SEOUL, South Korea – North Korea on Friday warned it may strengthen its "self-defense deterrent," a term it usually uses to refer to its nuclear program, despite news that millions in frozen funds the country had sought as a condition to disarm was en route to its accounts.
The comments came in a statement from the communist regime criticizing U.S. efforts to build a missile defense system.
"The U.S. is claiming that it is building a global missile defense system to protect against missile attacks from our nation and Iran. This is a childish pretext," the North Korean foreign ministry said in a statement carried by the country's official Korean Central News Agency.
"We cannot but further strengthen our self-defense deterrent if arms race intensifies because of the U.S. maneuvers," it said.
The U.S. and its allies have urged North Korea to act on its pledge to start dismantling its nuclear program now that the money issue had appeared resolved.
The money has reached Moscow from a Macau bank and was awaiting deposit in North Korean accounts, a South Korean official said Friday on condition of anonymity due to the subject's sensitivity. Officials knowledgeable about the transfer have said more than $23 million of the disputed $25 million was involved in the transfer, though the exact amount remains unclear.
The North has not commented directly on the money transfer.
Despite the key demand apparently being met, other sides involved in the protracted six-nation arms talks with North Korea had acknowledged that progress still would be slow.
"Even though the fund transfer problem is resolved, North Korea could come up with more demands," Japanese Foreign Minister Taro Aso said in Tokyo. "There is no guarantee we can resume the six-party talks right away."
Some $25 million in North Korean accounts had been frozen at Macau's Banco Delta Asia since 2005, when the U.S. blacklisted the bank for allegedly helping the regime pass fake $100 bills and launder money from weapons sales.

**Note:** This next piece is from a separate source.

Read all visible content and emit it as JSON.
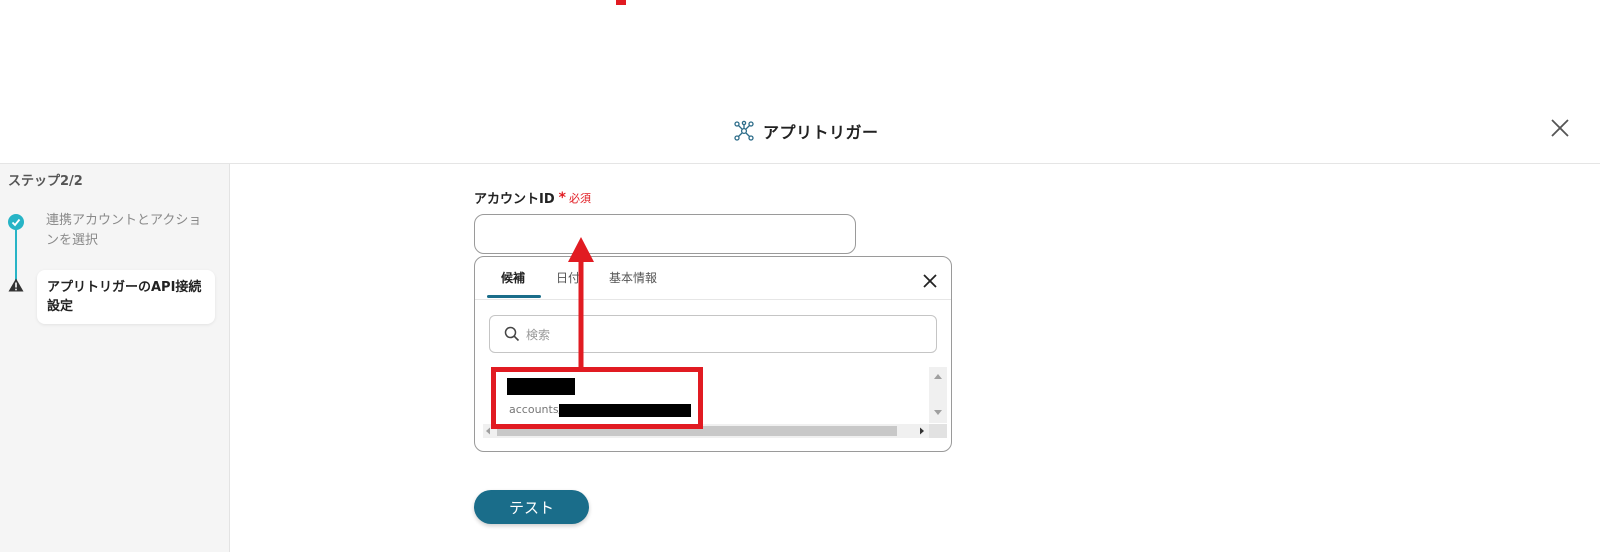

The North made the money's release its main condition for disarmament and boycotted international nuclear talks for more than a year, during which it conducted its first-ever atomic bomb test in October.
But to win the North's promise to start dismantling its nuclear program, the U.S. agreed to allow the money to be freed and said it would happen within 30 days. The transfer instead has taken more than four months as the North insisted that it be sent electronically to another bank, apparently to prove the money is now clean.

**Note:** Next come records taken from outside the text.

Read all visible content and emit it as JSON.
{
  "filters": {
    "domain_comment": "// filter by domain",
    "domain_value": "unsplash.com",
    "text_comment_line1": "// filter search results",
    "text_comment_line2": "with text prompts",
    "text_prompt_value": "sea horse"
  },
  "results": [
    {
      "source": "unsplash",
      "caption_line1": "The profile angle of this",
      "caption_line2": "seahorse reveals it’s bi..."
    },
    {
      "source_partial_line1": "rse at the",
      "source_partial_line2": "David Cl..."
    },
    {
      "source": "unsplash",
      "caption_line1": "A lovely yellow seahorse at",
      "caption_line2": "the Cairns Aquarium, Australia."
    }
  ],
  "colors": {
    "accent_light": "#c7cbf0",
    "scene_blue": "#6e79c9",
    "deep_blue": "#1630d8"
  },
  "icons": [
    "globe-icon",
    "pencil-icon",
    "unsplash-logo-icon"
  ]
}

Macau's Monetary Authority spokeswoman Wendy Au refused Friday to give details on the exact amount transferred, citing bank secrecy laws, and the Russian Central Bank declined to comment.
An official in Hong Kong who has been following the case closely said, "It's my understanding that some of the money has been left in the bank."
The official, who asked not to be identified because of the issue's sensitivity, said some of the funds were in accounts opened by Macau businessmen who deposited the money for North Koreans and wanted to keep the money in the Chinese territory.
Several media reports have said the money would be sent through the U.S. Federal Reserve branch in New York before arriving in North Korean accounts in Russia's Far East.
"The transfer is in progress," said South Korea's nuclear envoy Chun Yung-woo. "Let's wait and see how long it takes for North Korea to confirm it."
Regardless of the financial issue, the U.S. and Japan urged Pyongyang to start dismantling its nuclear weapons. The countries are part of arms negotiations that also include China, Russia and the two Koreas where the North promised in a Feb. 13 agreement to stop making nuclear weapons in exchange for aid and political concessions.
"North Korea must take concrete actions to implement steps that had been agreed by the six-party framework," Japan's Prime Minister Shinzo Abe said Friday.
"If and when transfer does take place, we expect the North Koreans to live up to the provisions of the Feb. 13 agreement," White House spokesman Tony Snow said in Washington.